This morning I woke up to a lightening sky as the sun rose above the horizon a tiny bit earlier than it had the day before. Just another sign of Spring. March is the month of the spring equinox, when balance hits its peak with twelve hours of daylight and twelve hours of darkness. Spring is the time for daffodils, newborns, and Easter eggs. Just like Spring is known to represent birth, death, and rebirth for a variety of religious and scientific reasons, the Easter egg is one of the symbols of this cycle that we see every year, but maybe don’t pay attention to. Did you know that eggs have symbolized rebirth for centuries?
Easter Egg Origins

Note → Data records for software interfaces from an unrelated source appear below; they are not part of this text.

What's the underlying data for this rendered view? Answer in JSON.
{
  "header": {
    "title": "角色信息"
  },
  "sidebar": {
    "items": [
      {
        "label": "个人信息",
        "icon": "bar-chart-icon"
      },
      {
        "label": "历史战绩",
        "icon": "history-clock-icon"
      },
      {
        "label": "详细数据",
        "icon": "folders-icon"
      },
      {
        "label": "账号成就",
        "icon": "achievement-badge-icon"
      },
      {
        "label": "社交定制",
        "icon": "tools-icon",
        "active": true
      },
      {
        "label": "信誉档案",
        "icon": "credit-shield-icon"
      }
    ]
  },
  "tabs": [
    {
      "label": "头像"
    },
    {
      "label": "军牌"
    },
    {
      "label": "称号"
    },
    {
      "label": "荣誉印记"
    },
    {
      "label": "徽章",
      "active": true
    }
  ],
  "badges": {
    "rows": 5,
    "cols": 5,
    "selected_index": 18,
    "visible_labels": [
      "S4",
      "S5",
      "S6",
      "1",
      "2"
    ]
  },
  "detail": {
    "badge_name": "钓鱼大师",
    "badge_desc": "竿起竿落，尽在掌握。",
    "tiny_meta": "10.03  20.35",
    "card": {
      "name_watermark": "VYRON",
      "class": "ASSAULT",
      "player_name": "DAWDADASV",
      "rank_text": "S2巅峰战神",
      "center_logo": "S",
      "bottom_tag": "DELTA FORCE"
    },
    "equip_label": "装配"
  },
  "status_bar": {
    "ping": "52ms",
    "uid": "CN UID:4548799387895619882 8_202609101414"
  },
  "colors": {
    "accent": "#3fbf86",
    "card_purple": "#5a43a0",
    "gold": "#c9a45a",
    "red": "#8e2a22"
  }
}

Eggs are used and decorated to celebrate Spring all around the world. Interestingly, dying eggs does not find its origins in Christianity—in fact, anciently, Iranians celebrated their New Year by decorating eggs as a sign of fertility, rebirth, and the cycles of life. You guessed it—the Iranian New Year falls on the spring equinox. What better time to celebrate starting fresh and new than when the earth sheds its dry, cracked winter skin and blossoms anew? Some pagan cultures are believed to have similar traditions in this season of renewal, celebrating the return of the sun god and a replenishing of the plants and animals that nourish us all year long.

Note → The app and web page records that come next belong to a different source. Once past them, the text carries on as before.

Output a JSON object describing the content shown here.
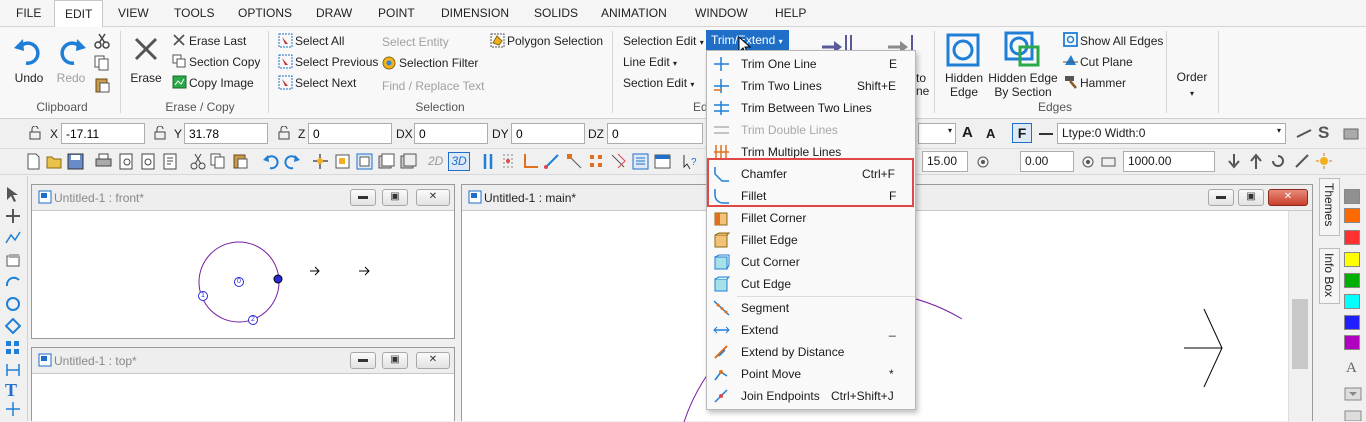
{
  "menu": {
    "items": [
      "FILE",
      "EDIT",
      "VIEW",
      "TOOLS",
      "OPTIONS",
      "DRAW",
      "POINT",
      "DIMENSION",
      "SOLIDS",
      "ANIMATION",
      "WINDOW",
      "HELP"
    ],
    "active": "EDIT"
  },
  "ribbon": {
    "clipboard": {
      "undo": "Undo",
      "redo": "Redo",
      "label": "Clipboard"
    },
    "erase_copy": {
      "erase": "Erase",
      "erase_last": "Erase Last",
      "section_copy": "Section Copy",
      "copy_image": "Copy Image",
      "label": "Erase / Copy"
    },
    "selection": {
      "select_all": "Select All",
      "select_previous": "Select Previous",
      "select_next": "Select Next",
      "select_entity": "Select Entity",
      "selection_filter": "Selection Filter",
      "find_replace": "Find / Replace Text",
      "polygon_selection": "Polygon Selection",
      "label": "Selection"
    },
    "edit": {
      "selection_edit": "Selection Edit",
      "line_edit": "Line Edit",
      "section_edit": "Section Edit",
      "trim_extend": "Trim/Extend",
      "label_partial": "Ed",
      "to": "to",
      "ne": "ne"
    },
    "edges": {
      "hidden_edge": "Hidden\nEdge",
      "hidden_edge_section": "Hidden Edge\nBy Section",
      "show_all_edges": "Show All Edges",
      "cut_plane": "Cut Plane",
      "hammer": "Hammer",
      "label": "Edges"
    },
    "order": {
      "label": "Order"
    }
  },
  "coords": {
    "x_label": "X",
    "x_value": "-17.11",
    "y_label": "Y",
    "y_value": "31.78",
    "z_label": "Z",
    "z_value": "0",
    "dx_label": "DX",
    "dx_value": "0",
    "dy_label": "DY",
    "dy_value": "0",
    "dz_label": "DZ",
    "dz_value": "0",
    "ltype": "Ltype:0  Width:0"
  },
  "toolbar2": {
    "view_2d": "2D",
    "view_3d": "3D",
    "val1": "15.00",
    "val2": "0.00",
    "val3": "1000.00"
  },
  "windows": {
    "front": "Untitled-1 : front*",
    "top": "Untitled-1 : top*",
    "main": "Untitled-1 : main*"
  },
  "markers": {
    "p1": "1",
    "p0": "0",
    "p2": "2"
  },
  "right_tabs": {
    "themes": "Themes",
    "info_box": "Info Box"
  },
  "dropdown": {
    "items": [
      {
        "label": "Trim One Line",
        "shortcut": "E",
        "disabled": false
      },
      {
        "label": "Trim Two Lines",
        "shortcut": "Shift+E",
        "disabled": false
      },
      {
        "label": "Trim Between Two Lines",
        "shortcut": "",
        "disabled": false
      },
      {
        "label": "Trim Double Lines",
        "shortcut": "",
        "disabled": true
      },
      {
        "label": "Trim Multiple Lines",
        "shortcut": "",
        "disabled": false
      },
      {
        "label": "Chamfer",
        "shortcut": "Ctrl+F",
        "disabled": false
      },
      {
        "label": "Fillet",
        "shortcut": "F",
        "disabled": false
      },
      {
        "label": "Fillet Corner",
        "shortcut": "",
        "disabled": false
      },
      {
        "label": "Fillet Edge",
        "shortcut": "",
        "disabled": false
      },
      {
        "label": "Cut Corner",
        "shortcut": "",
        "disabled": false
      },
      {
        "label": "Cut Edge",
        "shortcut": "",
        "disabled": false
      },
      {
        "label": "Segment",
        "shortcut": "",
        "disabled": false
      },
      {
        "label": "Extend",
        "shortcut": "_",
        "disabled": false
      },
      {
        "label": "Extend by Distance",
        "shortcut": "",
        "disabled": false
      },
      {
        "label": "Point Move",
        "shortcut": "*",
        "disabled": false
      },
      {
        "label": "Join Endpoints",
        "shortcut": "Ctrl+Shift+J",
        "disabled": false
      }
    ]
  },
  "colors": {
    "accent_blue": "#1f6fc9",
    "highlight_red": "#e04848",
    "circle_purple": "#7a1fa2",
    "swatches": [
      "#909090",
      "#ff6a00",
      "#ff3030",
      "#ffff00",
      "#00b000",
      "#00ffff",
      "#2020ff",
      "#b000c0"
    ]
  }
}
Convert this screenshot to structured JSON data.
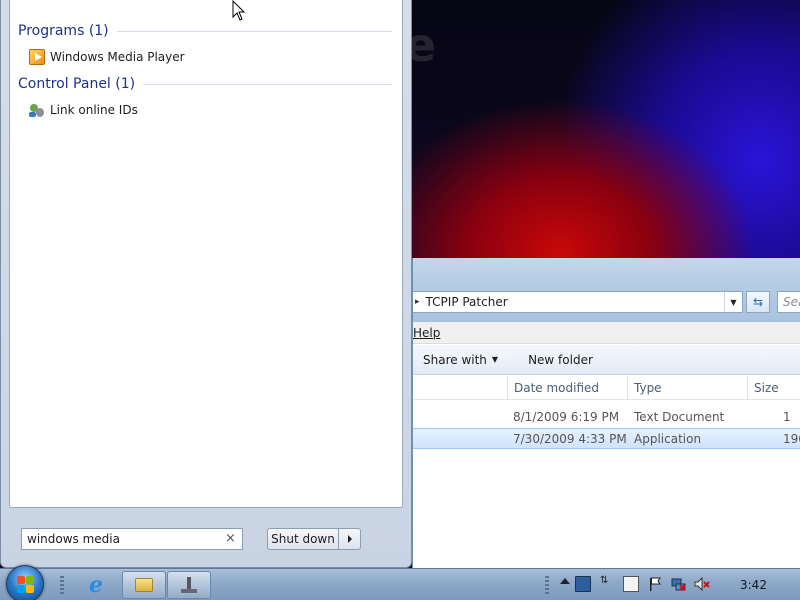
{
  "wallpaper": {
    "logo_text": "e"
  },
  "explorer": {
    "address": {
      "breadcrumb_sep": "▸",
      "path": "TCPIP Patcher",
      "search_placeholder": "Sea"
    },
    "menu": {
      "help": "Help"
    },
    "command_bar": {
      "share_with": "Share with",
      "new_folder": "New folder"
    },
    "columns": {
      "date_modified": "Date modified",
      "type": "Type",
      "size": "Size"
    },
    "files": [
      {
        "date": "8/1/2009 6:19 PM",
        "type": "Text Document",
        "size": "1",
        "selected": false
      },
      {
        "date": "7/30/2009 4:33 PM",
        "type": "Application",
        "size": "196",
        "selected": true
      }
    ]
  },
  "start_menu": {
    "groups": [
      {
        "label": "Programs (1)",
        "items": [
          {
            "label": "Windows Media Player",
            "icon": "windows-media-player-icon"
          }
        ]
      },
      {
        "label": "Control Panel (1)",
        "items": [
          {
            "label": "Link online IDs",
            "icon": "user-accounts-icon"
          }
        ]
      }
    ],
    "search": {
      "value": "windows media",
      "clear_glyph": "×"
    },
    "shutdown": {
      "label": "Shut down"
    }
  },
  "taskbar": {
    "pinned": [
      "internet-explorer-icon",
      "windows-explorer-icon",
      "tcpip-patcher-icon"
    ],
    "tray_icons": [
      "show-hidden-icons",
      "display-icon",
      "network-arrows-icon",
      "document-icon",
      "action-center-flag-icon",
      "network-icon",
      "volume-muted-icon"
    ],
    "clock": "3:42"
  }
}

Most commonly known are the Spring traditions surrounding Christianity. To celebrate the death and resurrection of Jesus Christ, Christians around the world dye Easter eggs red to represent the blood of Christ, and participate in something called an Easter egg roll, which is a fun game that reminds players of the stone rolled away from the tomb after Christ broke the bands of death. Some groups, especially the Eastern Catholic and Orthodox groups, paint delicate and detailed scriptures and holy scenes on the rounded surfaces of the tiny eggs.

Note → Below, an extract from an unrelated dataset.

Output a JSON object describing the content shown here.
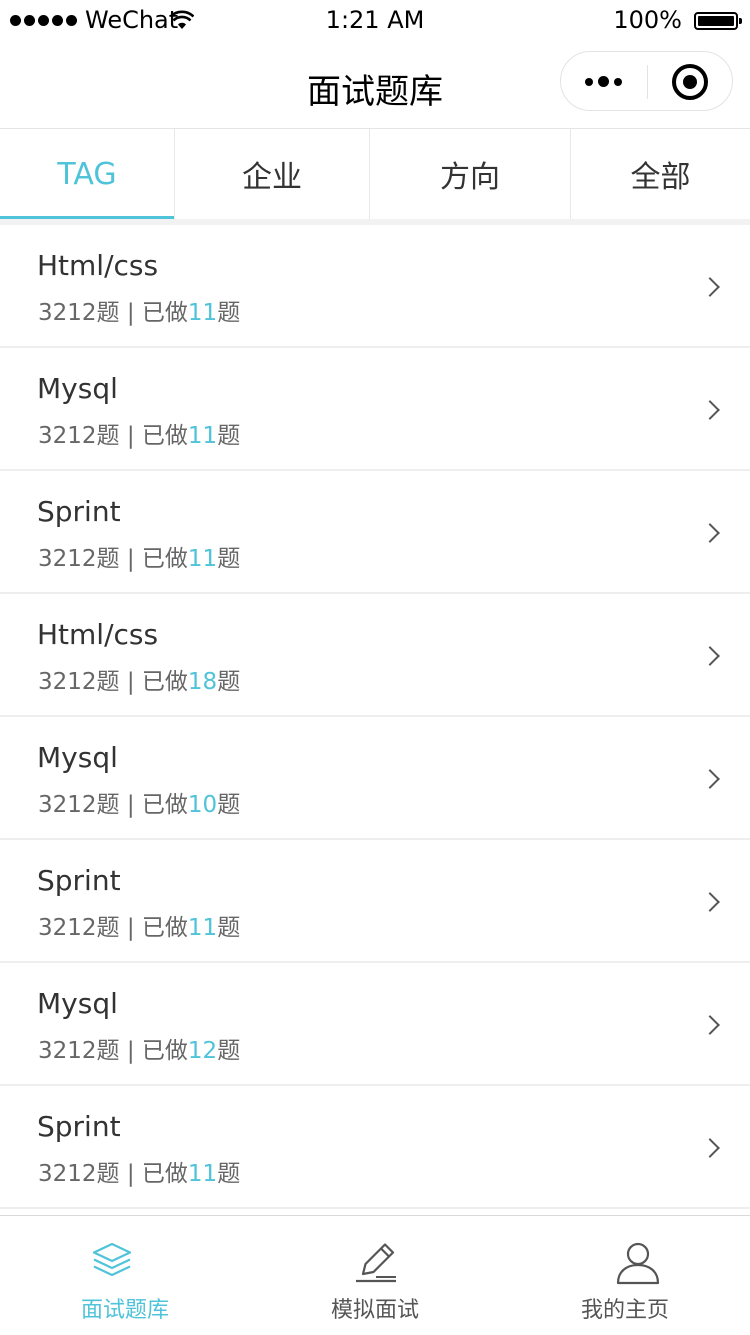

Eggs in Burial
Despite the delicate nature of eggs and egg shells, our earliest archeological evidence that eggs were used symbolically during burial rituals comes from as early as 50 B.C.E. At the burial site called Castellaccio Europarco, the site of a young child, archeologists found remains of a chicken egg, laid purposefully under the child’s left hand. Excavators supposed that the egg was a symbol of rebirth and new life, and was included in this child’s grave as a token of hope against the sadness of such a premature death. Another site at the Vatican Necropolis contained a similar scene—a baby, surrounded by eggshells, buried lovingly in a place of honor and promised rebirth through this potent spring symbol.
The egg, obviously, has had strong ties to life and death and rebirth since ancient times, and these ties have been strengthened as the Christian church has grown and flooded the world. A more modern use of the Easter egg uses a dormant egg to represent the tomb of Jesus after he was resurrected and no longer occupied the space. Just as life does not exist in an unfertilized egg, so was the tomb of Christ three days after his death. This Easter, I hope you observe the symbols all around you in a new way, considering that they represent death just as much as life!